⟨

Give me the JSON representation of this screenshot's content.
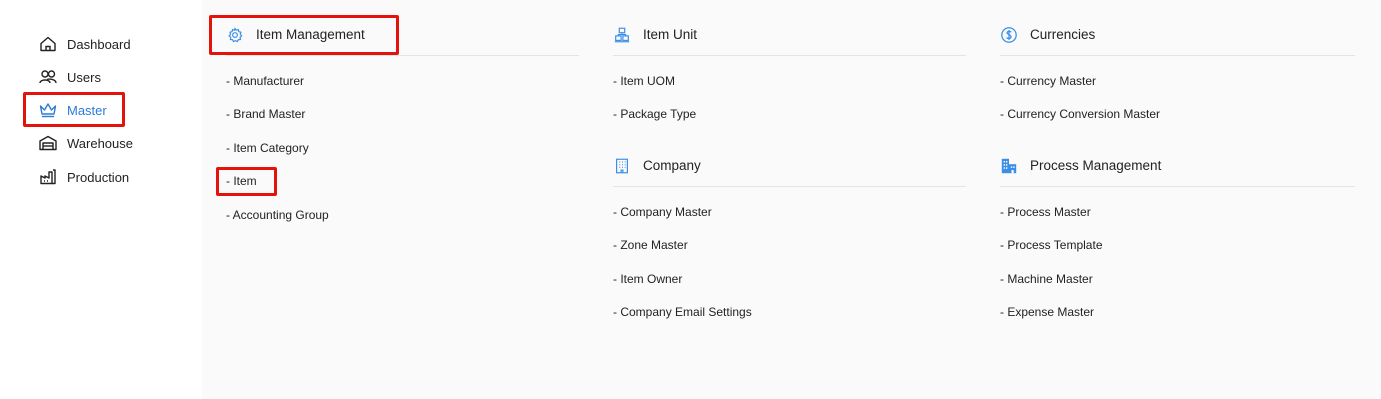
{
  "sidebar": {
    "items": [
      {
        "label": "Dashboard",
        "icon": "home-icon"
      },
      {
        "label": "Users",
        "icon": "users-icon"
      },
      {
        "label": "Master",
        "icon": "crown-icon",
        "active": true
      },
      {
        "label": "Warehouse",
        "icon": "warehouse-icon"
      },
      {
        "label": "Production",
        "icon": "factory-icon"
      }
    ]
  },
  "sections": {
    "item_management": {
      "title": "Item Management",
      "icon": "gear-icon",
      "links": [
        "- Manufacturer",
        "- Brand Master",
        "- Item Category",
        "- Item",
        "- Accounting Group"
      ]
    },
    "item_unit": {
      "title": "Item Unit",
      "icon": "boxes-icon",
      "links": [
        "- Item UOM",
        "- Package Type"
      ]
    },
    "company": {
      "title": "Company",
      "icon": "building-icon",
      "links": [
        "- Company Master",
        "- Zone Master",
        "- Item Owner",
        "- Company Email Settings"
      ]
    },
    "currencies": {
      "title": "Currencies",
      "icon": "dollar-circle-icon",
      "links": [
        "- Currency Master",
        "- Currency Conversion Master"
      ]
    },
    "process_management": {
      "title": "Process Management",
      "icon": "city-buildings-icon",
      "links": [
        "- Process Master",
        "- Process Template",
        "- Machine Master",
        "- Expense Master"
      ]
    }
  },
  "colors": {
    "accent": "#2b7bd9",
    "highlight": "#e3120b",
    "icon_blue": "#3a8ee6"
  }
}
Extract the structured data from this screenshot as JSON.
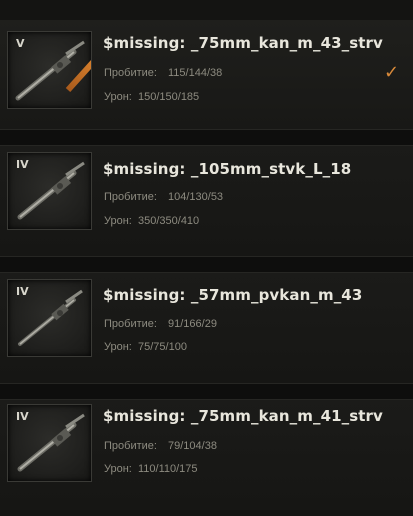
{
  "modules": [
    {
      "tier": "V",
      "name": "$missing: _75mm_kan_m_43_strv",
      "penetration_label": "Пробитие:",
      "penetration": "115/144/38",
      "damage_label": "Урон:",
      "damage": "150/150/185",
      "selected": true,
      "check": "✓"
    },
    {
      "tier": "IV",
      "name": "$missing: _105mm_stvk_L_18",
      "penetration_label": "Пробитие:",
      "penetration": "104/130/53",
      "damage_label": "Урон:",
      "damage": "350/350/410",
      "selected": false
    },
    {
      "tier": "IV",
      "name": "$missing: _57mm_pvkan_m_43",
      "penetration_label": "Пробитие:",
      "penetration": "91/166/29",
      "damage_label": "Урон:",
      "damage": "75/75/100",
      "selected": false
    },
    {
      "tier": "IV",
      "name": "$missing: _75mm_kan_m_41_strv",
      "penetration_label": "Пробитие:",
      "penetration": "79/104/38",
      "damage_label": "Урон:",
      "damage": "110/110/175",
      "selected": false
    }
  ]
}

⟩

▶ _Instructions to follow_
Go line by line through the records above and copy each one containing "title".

▶ _Result below_
      "title": "Item Management",
      "title": "Item Unit",
      "title": "Company",
      "title": "Currencies",
      "title": "Process Management",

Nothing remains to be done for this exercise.